It is Not Wisdom but Authority That Makes a Law. T – Tymoff

The saying, “it is not wisdom but authority that makes a law” by T. Tymoff, highlights a crucial aspect of legal systems: the distinction between the power to enforce laws and the understanding of justice that ideally should guide lawmaking. This idea underscores the tension between authority and wisdom, both of which play vital roles in the creation and implementation of laws in societies governed by the rule of law.

Authority and Wisdom in Lawmaking

Authority’s Role in Lawmaking

Authority, in the context of lawmaking, refers to the official right to create and enforce laws. Historical examples, like the Magna Carta, illustrate how authority has evolved to limit arbitrary power and uphold the rule of law. Modern legal systems rely on various authorities, from air traffic controllers ensuring safe skies to courts managing disputes, all operating under the legitimacy granted by public trust and confidence.

Wisdom’s Role in Lawmaking

Wisdom in lawmaking involves applying sound judgment, understanding broader principles of fairness, and considering long-term consequences. Wise lawmaking addresses the root causes of issues and creates sustainable, respected laws. For example, thoughtful gun control and immigration reforms are based on comprehensive research and balanced considerations of rights and public safety, resulting in fair and adaptable laws.

Striking a Balance Between Authority and Wisdom

Balancing authority and wisdom in lawmaking is challenging but essential. Authority ensures laws are enforceable and respected, while wisdom brings ethical judgment and societal values into the process. To achieve this balance, lawmakers can:

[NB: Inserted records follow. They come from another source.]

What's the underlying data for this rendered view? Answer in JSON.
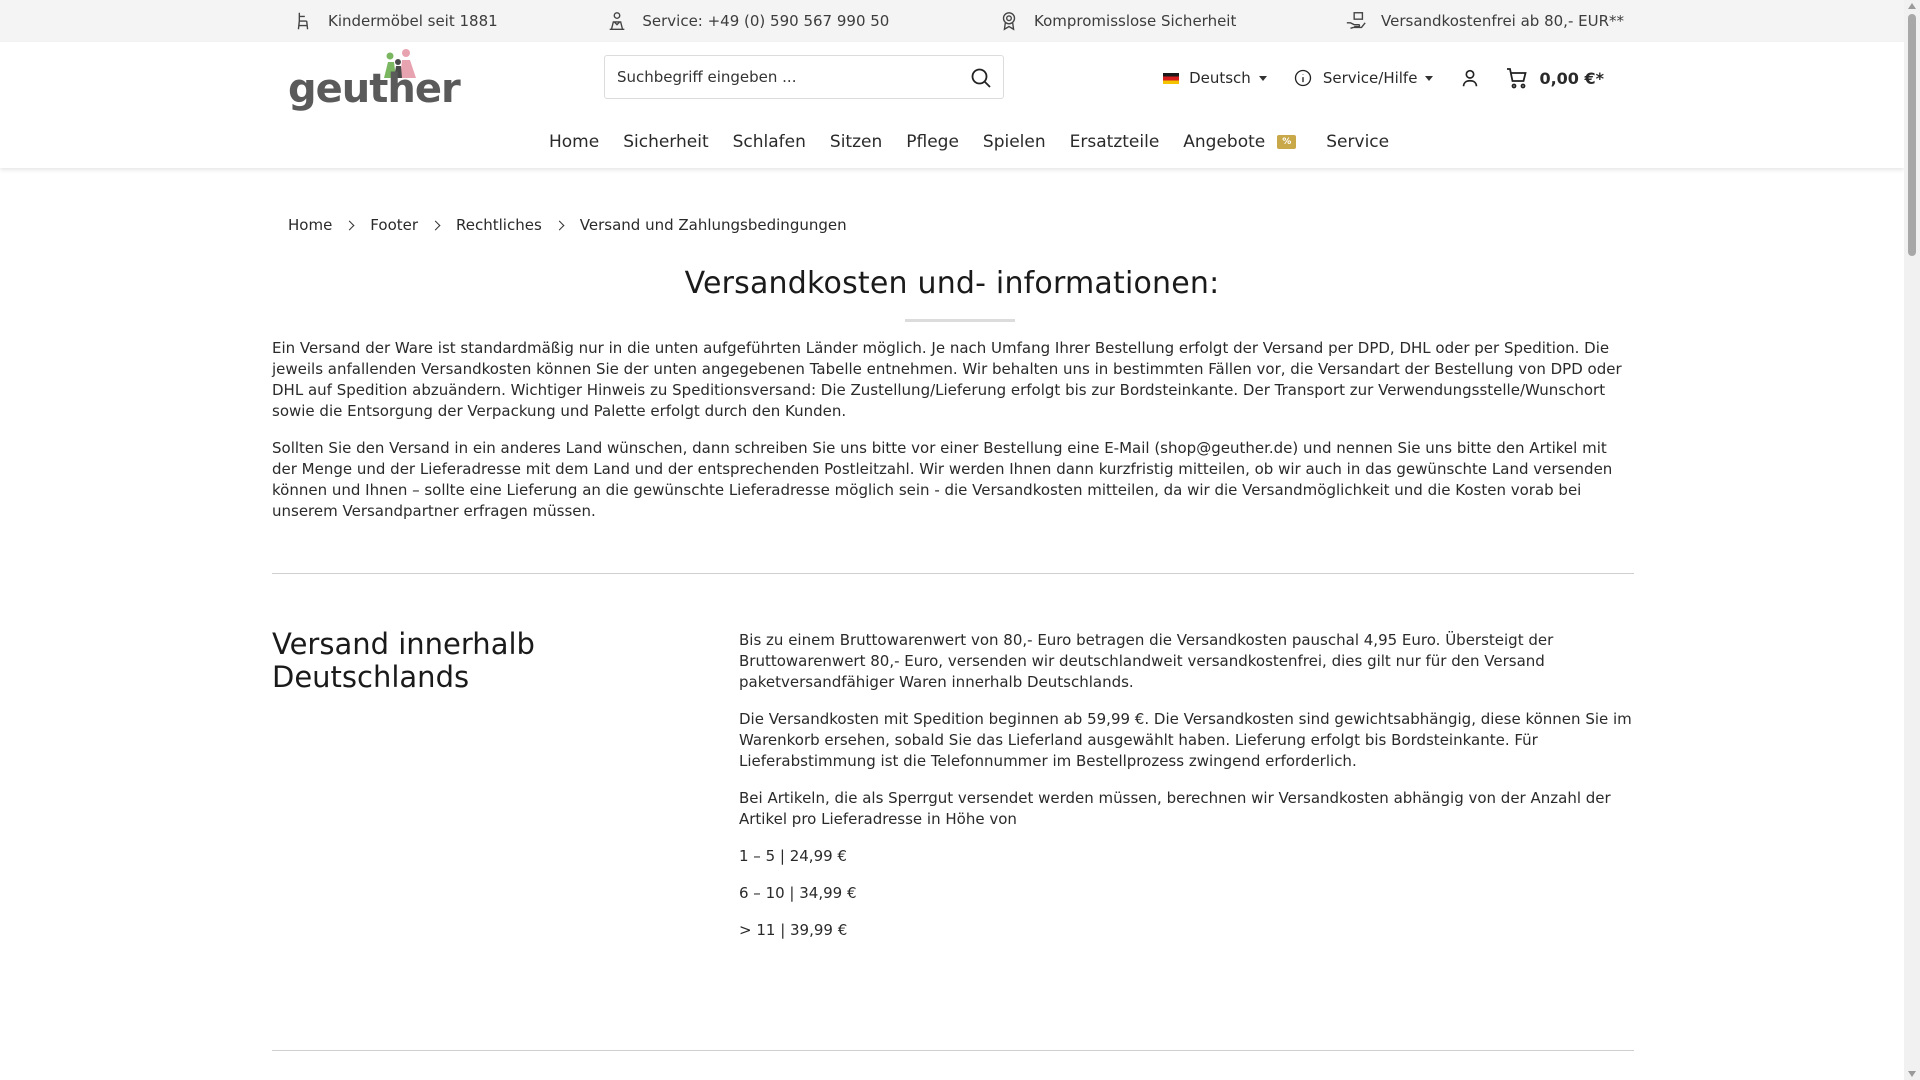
{
  "topbar": {
    "items": [
      {
        "label": "Kindermöbel seit 1881",
        "icon": "high-chair-icon"
      },
      {
        "label": "Service: +49 (0) 590 567 990 50",
        "icon": "service-person-icon"
      },
      {
        "label": "Kompromisslose Sicherheit",
        "icon": "award-badge-icon"
      },
      {
        "label": "Versandkostenfrei ab 80,- EUR**",
        "icon": "hand-package-icon"
      }
    ]
  },
  "header": {
    "logo_text": "geuther",
    "search": {
      "placeholder": "Suchbegriff eingeben ..."
    },
    "language": {
      "label": "Deutsch"
    },
    "service_label": "Service/Hilfe",
    "cart_total": "0,00 €*"
  },
  "nav": {
    "items": [
      "Home",
      "Sicherheit",
      "Schlafen",
      "Sitzen",
      "Pflege",
      "Spielen",
      "Ersatzteile",
      "Angebote",
      "Service"
    ],
    "sale_badge": "%"
  },
  "breadcrumb": [
    "Home",
    "Footer",
    "Rechtliches",
    "Versand und Zahlungsbedingungen"
  ],
  "main": {
    "title": "Versandkosten und- informationen:",
    "intro": [
      "Ein Versand der Ware ist standardmäßig nur in die unten aufgeführten Länder möglich. Je nach Umfang Ihrer Bestellung erfolgt der Versand per DPD, DHL oder per Spedition. Die jeweils anfallenden Versandkosten können Sie der unten angegebenen Tabelle entnehmen. Wir behalten uns in bestimmten Fällen vor, die Versandart der Bestellung von DPD oder DHL auf Spedition abzuändern. Wichtiger Hinweis zu Speditionsversand: Die Zustellung/Lieferung erfolgt bis zur Bordsteinkante. Der Transport zur Verwendungsstelle/Wunschort sowie die Entsorgung der Verpackung und Palette erfolgt durch den Kunden.",
      "Sollten Sie den Versand in ein anderes Land wünschen, dann schreiben Sie uns bitte vor einer Bestellung eine E-Mail (shop@geuther.de) und nennen Sie uns bitte den Artikel mit der Menge und der Lieferadresse mit dem Land und der entsprechenden Postleitzahl. Wir werden Ihnen dann kurzfristig mitteilen, ob wir auch in das gewünschte Land versenden können und Ihnen – sollte eine Lieferung an die gewünschte Lieferadresse möglich sein - die Versandkosten mitteilen, da wir die Versandmöglichkeit und die Kosten vorab bei unserem Versandpartner erfragen müssen."
    ],
    "section_title": "Versand innerhalb Deutschlands",
    "section_paragraphs": [
      "Bis zu einem Bruttowarenwert von 80,- Euro betragen die Versandkosten pauschal 4,95 Euro. Übersteigt der Bruttowarenwert 80,- Euro, versenden wir deutschlandweit versandkostenfrei, dies gilt nur für den Versand paketversandfähiger Waren innerhalb Deutschlands.",
      "Die Versandkosten mit Spedition beginnen ab 59,99 €. Die Versandkosten sind gewichtsabhängig, diese können Sie im Warenkorb ersehen, sobald Sie das Lieferland ausgewählt haben. Lieferung erfolgt bis Bordsteinkante. Für Lieferabstimmung ist die Telefonnummer im Bestellprozess zwingend erforderlich.",
      "Bei Artikeln, die als Sperrgut versendet werden müssen, berechnen wir Versandkosten abhängig von der Anzahl der Artikel pro Lieferadresse in Höhe von",
      "1 – 5 | 24,99 €",
      "6 – 10 | 34,99 €",
      "> 11 | 39,99 €"
    ]
  },
  "colors": {
    "topbar_bg": "#f4f4f4",
    "sale_badge": "#c9a84a",
    "logo_pink": "#e8a3b0",
    "logo_green": "#7bb661"
  }
}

  • Engage the public through consultations and open forums.
  • Implement checks and balances to prevent abuse of power.
  • Promote legislative transparency for greater scrutiny and input.
  • Commit to continuous learning and awareness of societal changes.

Balancing authority and wisdom are crucial for creating laws that are enforceable, fair, and reflective of societal values. By understanding their distinct roles and striving for integration, lawmakers can develop legal systems that are both respected and effective, reinforcing the infrastructure of our societies and promoting justice and well-being.

FAQs about It is Not Wisdom but Authority That Makes a Law. T – Tymoff

What is the significance of Thomas Hobbes’ statement “it is not wisdom but authority that makes a law”?

Thomas Hobbes’ statement emphasizes that the power to make laws lies with those in authority, as designated by the government or constitution, rather than being solely based on wisdom.

Who originally said “it is not wisdom but authority that makes a law,” and in which book?

The phrase is often attributed to the 17th-century philosopher Thomas Hobbes, believed to be from his book “Leviathan.”

How do law and wisdom differ?

Law provides the framework or set of rules that govern behavior, while wisdom involves understanding and deciding how to apply these laws effectively in different situations.